▶ **WHAT THE TASK ASKS**
Every line in the data below that has the word "description" should be returned.

▶ **MATERIAL SUPPLIED**

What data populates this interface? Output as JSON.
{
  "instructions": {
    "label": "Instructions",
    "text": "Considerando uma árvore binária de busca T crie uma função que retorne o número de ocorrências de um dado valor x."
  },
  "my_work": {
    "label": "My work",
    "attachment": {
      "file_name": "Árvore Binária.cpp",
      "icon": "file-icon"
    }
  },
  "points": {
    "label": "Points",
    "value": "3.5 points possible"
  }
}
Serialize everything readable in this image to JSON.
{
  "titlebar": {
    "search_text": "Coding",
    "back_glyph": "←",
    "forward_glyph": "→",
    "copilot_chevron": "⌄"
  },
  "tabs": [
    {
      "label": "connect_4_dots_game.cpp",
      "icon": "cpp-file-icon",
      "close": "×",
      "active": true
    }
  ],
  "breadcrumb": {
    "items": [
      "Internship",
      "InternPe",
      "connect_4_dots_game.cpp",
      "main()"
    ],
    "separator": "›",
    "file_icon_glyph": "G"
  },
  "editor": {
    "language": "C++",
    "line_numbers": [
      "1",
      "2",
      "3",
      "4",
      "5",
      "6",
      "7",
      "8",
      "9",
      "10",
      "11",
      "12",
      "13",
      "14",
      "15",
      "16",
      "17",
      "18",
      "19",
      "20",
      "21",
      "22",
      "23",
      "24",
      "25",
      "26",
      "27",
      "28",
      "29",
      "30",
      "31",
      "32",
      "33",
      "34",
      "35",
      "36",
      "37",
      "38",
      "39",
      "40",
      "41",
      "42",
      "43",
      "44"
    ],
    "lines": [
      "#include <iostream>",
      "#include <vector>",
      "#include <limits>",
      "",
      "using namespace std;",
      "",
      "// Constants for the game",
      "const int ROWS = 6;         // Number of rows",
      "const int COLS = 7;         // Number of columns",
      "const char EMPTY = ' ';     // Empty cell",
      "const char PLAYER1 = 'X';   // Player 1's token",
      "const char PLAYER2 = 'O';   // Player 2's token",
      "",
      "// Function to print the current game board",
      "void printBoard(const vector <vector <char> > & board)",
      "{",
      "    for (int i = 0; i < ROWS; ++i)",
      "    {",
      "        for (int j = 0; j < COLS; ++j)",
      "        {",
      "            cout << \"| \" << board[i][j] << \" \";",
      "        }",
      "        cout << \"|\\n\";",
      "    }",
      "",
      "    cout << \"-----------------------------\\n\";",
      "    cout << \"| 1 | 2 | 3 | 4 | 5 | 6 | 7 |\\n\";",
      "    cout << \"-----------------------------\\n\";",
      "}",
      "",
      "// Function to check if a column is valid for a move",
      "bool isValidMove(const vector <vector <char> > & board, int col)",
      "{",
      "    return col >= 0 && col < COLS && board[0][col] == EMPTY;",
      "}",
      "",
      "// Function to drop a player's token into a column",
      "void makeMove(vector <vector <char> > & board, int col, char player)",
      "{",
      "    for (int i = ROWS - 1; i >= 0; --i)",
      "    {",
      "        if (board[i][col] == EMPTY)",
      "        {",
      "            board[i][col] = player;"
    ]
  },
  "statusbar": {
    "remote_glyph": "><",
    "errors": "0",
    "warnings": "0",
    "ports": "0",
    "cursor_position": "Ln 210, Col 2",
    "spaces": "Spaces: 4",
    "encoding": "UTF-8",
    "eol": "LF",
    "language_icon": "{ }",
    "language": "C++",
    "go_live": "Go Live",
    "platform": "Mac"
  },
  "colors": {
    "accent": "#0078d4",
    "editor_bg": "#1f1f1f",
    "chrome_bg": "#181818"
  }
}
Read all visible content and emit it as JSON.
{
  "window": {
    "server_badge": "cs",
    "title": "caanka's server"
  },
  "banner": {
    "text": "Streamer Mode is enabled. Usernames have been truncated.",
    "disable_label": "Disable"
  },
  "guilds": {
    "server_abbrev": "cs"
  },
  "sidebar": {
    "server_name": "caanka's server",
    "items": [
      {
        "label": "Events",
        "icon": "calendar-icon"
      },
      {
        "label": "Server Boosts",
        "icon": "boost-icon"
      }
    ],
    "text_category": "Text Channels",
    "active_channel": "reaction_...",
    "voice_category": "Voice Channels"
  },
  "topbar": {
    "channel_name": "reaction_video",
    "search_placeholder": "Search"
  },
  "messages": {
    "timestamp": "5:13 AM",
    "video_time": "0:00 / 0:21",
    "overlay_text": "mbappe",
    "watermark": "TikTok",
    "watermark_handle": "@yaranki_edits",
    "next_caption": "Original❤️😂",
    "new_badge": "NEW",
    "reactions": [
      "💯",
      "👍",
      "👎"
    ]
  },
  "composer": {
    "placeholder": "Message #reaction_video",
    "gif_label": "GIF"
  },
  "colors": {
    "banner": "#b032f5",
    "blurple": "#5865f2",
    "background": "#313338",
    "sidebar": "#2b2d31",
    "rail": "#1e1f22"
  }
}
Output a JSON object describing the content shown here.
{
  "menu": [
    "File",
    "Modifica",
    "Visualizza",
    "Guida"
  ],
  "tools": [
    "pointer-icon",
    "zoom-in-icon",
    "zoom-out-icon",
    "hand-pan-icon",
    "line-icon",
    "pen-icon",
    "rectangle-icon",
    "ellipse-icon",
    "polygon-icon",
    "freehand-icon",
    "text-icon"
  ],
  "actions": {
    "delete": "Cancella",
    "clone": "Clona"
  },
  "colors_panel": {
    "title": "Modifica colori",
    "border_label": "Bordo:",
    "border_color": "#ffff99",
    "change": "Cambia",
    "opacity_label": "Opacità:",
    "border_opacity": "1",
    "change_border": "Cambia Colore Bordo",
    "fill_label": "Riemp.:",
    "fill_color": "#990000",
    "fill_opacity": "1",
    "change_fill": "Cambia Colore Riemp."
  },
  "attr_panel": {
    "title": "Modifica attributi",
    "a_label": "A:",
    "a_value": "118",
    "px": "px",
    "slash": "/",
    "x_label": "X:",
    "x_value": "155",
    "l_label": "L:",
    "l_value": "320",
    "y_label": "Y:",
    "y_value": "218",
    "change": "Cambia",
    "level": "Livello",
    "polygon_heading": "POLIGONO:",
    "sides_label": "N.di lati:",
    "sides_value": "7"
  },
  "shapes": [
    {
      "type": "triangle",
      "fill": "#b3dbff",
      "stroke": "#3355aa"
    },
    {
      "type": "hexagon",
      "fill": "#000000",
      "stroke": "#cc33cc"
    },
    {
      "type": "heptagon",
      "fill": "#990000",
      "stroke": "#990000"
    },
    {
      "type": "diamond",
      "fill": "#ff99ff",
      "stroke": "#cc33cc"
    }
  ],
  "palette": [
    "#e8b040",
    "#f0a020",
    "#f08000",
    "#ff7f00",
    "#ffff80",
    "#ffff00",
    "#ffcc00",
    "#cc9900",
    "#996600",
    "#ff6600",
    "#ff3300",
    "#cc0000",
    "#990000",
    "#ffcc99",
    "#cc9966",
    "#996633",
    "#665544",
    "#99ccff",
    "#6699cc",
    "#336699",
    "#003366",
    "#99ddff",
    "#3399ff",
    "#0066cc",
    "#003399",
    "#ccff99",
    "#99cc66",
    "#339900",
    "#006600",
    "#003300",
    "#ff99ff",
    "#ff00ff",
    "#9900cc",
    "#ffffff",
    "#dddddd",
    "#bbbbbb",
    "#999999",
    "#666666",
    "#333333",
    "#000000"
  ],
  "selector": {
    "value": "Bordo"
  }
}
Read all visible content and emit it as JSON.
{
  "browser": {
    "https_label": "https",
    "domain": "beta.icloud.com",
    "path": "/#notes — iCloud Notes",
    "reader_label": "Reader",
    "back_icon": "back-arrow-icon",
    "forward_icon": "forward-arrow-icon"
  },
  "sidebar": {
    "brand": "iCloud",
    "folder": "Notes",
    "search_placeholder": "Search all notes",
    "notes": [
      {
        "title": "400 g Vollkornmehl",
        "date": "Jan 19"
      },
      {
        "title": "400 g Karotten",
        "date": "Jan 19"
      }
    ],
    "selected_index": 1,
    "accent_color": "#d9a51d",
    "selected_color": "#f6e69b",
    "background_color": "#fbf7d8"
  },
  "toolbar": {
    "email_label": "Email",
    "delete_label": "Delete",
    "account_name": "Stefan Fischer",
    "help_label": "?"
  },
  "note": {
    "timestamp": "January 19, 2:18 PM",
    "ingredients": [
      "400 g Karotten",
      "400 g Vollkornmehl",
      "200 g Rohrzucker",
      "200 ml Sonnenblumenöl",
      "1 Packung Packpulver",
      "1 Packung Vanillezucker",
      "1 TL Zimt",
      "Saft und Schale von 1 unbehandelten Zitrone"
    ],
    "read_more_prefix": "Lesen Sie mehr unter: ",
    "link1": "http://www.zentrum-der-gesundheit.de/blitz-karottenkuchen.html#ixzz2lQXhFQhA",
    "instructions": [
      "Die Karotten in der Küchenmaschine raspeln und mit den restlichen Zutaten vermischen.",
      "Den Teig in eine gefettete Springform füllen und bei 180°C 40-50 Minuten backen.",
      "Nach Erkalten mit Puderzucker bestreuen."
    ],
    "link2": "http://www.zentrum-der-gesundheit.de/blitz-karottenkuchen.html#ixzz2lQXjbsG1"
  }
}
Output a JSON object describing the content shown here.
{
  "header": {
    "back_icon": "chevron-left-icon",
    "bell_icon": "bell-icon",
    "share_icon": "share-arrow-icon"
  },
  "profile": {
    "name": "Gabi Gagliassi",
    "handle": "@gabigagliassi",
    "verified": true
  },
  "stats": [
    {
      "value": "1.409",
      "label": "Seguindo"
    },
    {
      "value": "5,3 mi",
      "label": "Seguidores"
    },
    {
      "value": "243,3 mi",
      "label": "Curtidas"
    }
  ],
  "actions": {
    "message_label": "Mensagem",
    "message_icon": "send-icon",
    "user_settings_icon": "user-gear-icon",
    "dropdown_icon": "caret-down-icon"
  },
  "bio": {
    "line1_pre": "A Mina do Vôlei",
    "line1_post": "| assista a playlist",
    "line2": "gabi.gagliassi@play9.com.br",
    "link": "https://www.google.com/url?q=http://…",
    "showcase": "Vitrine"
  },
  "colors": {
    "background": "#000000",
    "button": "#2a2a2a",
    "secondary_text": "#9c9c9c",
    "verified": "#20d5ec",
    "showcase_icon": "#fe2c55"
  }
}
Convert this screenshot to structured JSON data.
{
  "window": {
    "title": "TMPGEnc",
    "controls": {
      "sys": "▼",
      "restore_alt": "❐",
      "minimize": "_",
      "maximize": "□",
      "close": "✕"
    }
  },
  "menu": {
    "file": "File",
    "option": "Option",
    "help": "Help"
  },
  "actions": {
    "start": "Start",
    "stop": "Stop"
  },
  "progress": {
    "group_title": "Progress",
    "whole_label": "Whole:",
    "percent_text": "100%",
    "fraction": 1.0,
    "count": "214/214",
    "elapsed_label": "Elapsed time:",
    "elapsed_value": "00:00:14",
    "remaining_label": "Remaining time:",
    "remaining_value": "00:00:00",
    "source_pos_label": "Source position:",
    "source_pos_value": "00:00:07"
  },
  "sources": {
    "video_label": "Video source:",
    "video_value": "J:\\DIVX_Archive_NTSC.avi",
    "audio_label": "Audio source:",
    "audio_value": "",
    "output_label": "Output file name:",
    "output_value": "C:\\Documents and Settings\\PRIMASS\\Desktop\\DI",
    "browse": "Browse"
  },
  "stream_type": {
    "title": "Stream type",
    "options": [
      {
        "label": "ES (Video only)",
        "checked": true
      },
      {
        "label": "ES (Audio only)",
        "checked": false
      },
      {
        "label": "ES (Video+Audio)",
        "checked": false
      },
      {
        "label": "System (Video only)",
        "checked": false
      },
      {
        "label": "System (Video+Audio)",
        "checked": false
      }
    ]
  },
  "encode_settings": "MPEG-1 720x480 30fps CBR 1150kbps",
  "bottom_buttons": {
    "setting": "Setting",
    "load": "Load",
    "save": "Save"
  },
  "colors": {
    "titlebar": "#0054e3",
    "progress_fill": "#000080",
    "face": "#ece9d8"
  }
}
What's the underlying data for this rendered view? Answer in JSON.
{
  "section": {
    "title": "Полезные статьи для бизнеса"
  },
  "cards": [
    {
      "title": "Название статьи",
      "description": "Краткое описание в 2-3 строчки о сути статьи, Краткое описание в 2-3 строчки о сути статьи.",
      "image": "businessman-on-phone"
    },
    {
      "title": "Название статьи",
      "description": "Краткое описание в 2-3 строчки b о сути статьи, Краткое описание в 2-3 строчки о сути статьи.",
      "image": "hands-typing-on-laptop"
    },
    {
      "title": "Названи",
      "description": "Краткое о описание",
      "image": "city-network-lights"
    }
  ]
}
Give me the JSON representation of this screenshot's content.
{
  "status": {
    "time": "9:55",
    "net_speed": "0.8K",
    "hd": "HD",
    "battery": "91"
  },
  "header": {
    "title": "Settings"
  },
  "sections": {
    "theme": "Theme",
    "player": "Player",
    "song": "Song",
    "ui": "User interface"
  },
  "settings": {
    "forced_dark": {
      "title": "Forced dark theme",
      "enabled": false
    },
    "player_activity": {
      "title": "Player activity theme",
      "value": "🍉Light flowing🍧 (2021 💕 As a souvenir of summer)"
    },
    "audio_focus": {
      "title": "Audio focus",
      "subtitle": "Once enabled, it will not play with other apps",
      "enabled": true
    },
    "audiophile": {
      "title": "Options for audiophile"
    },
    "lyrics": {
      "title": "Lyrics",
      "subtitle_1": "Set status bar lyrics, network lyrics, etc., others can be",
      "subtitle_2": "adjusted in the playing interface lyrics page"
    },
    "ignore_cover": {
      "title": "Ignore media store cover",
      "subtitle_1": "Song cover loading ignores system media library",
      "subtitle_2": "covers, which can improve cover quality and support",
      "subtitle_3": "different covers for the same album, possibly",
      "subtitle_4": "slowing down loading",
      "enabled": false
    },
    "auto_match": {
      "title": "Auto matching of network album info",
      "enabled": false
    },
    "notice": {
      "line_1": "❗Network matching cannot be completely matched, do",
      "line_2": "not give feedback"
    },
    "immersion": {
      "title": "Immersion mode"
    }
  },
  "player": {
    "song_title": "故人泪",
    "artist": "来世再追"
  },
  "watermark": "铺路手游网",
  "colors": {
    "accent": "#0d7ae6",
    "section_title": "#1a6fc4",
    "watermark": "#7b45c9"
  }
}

▶ **RESPONSE**
      "description": "Краткое описание в 2-3 строчки о сути статьи, Краткое описание в 2-3 строчки о сути статьи.",
      "description": "Краткое описание в 2-3 строчки b о сути статьи, Краткое описание в 2-3 строчки о сути статьи.",
      "description": "Краткое о описание",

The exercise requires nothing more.